In his final campaign there before joining PSV, Wijnaldum would morph into a No.10 under the guidance of Mario Been - a duty he relished and was incredibly effective carrying out, even at Newcastle.
He was deployed as a second striker at times too, and could not have envisioned being turned into one of the No.8s in a three-man midfield following his £25 million transfer from Tyneside to Anfield.
The adaptation from goalscorer and creator to being Liverpool’s golden thread - their link man - suited Wijnaldum more than anyone who hasn’t worked with him could have predicted.
“A lot of people see me differently, a lot didn’t think I could play the way I am,” he admitted.
“They thought I was just an attack-minded player, the dribbler or the goalscorer without the discipline to defend and check on the movements of my team-mates.
“I think I’ve surprised many people because I’m showing I can still make the runs and get goals, but I’m regaining balls, keeping the rhythm in the passing, covering for those around me and getting assists - they’re seeing the complete version of me.”
Wijnaldum was instrumental during his first season at Liverpool - scoring goals against Manchester City, Chelsea, Arsenal and the vital opener against Middlesbrough to finish in the Champions League places on the final day of the campaign - but 2017-18 was more subdued.
Klopp held talks with the Dutchman imploring him to be more involved in matches, and with the introduction of Naby Keita and Fabinho to the squad this summer, it was understandable that many wrote Wijnaldum out of the starting XI.
However, the Reds boss has selected him as the ‘quarterback’ in all three games so far, entrusting Gini with the responsibility of ensuring the team have a solid foundation both defensively and offensively.
Wijnaldum misplaced just one of his 76 passes in the 1-0 win over Brighton and his lowest passing accuracy this season has been 91% at Crystal Palace, where he won 63% of his duels and made three tackles.
In the 4-0 victory over West Ham on the opening Premier League weekend, he had three shots as well as regaining possession eight times.
The variety and awareness in his game has been appreciated by the manager. “Gini can switch from one mindset to the other and that is pretty good for us,” Klopp said.
“He’s a good footballer, but it is important that you have the kind of mindset that you can cool yourself down in different situations.”
Wijnaldum has allowed Liverpool to bed Fabinho in slowly and not rush Jordan Henderson back into the XI following his World Cup exertions.
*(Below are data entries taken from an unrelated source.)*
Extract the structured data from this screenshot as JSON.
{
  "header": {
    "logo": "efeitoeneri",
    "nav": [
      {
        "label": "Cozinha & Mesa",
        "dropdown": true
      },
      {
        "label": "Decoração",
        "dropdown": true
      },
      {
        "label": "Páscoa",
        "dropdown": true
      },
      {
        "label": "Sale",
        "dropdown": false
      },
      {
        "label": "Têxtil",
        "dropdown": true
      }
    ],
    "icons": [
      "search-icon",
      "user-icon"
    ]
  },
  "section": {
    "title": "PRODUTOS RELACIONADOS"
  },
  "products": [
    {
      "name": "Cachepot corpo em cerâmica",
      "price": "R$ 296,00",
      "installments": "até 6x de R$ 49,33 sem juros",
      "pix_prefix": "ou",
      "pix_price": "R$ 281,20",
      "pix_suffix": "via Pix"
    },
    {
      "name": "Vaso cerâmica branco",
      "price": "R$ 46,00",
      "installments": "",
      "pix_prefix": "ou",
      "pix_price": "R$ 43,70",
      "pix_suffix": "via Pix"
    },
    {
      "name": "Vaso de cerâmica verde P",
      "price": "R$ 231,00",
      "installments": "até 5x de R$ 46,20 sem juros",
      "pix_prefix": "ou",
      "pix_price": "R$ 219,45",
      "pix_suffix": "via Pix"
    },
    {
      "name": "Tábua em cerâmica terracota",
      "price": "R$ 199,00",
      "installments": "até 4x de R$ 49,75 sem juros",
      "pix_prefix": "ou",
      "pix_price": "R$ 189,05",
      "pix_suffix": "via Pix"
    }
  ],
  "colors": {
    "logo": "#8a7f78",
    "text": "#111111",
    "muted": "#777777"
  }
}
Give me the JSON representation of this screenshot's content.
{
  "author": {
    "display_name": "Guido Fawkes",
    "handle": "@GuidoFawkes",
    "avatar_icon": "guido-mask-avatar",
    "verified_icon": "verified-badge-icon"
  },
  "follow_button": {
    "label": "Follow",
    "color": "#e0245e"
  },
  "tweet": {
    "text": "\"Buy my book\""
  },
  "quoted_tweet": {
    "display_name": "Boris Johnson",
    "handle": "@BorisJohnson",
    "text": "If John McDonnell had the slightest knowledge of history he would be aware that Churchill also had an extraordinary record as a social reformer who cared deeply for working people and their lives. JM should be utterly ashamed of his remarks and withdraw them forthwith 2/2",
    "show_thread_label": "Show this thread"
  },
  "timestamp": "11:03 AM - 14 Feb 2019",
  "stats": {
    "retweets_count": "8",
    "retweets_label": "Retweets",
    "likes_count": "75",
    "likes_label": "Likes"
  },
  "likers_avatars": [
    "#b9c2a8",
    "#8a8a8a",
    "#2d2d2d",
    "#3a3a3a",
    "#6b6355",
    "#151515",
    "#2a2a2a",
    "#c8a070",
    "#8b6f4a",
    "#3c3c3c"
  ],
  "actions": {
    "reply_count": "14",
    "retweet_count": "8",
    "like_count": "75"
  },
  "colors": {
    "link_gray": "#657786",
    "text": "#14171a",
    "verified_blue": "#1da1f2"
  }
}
Moreover, he carries out No.6 responsibilities in contrast to both, giving the manager more flexibility in that area.
“The connection point for everything,” who is closing in on a century of appearances for the Anfield side, has also guided new-boy Keita through games, while Joe Gomez and Virgil van Dijk have saluted his “football brain.”
Ironically, Wijnaldum had initially wanted to be a gymnast as a child. His blend of balance, flexibility, strength, agility, endurance and co-ordination is now cherished by Klopp.
When rotation becomes a necessity, the German will count his pliability as a massive advantage; he can rely on Gini to be a controller, the knitter, a ball carrier or an amalgamation of all those things.
Just so long as he never has to “throw him in goal next.” https://www.joe.co.uk/sport/gini-wijnaldums-tactical-gymnastics-gifts-jurgen-klopp-solutions-at-liverpool-197379
Interesting, maybe this is partly the reason why Wijnaldum has been more reserved in his distribution? But then again, we did play 2 very strong disciplined defensive teams in Brighton and CP. He was more than fine vs West Ham who were more open.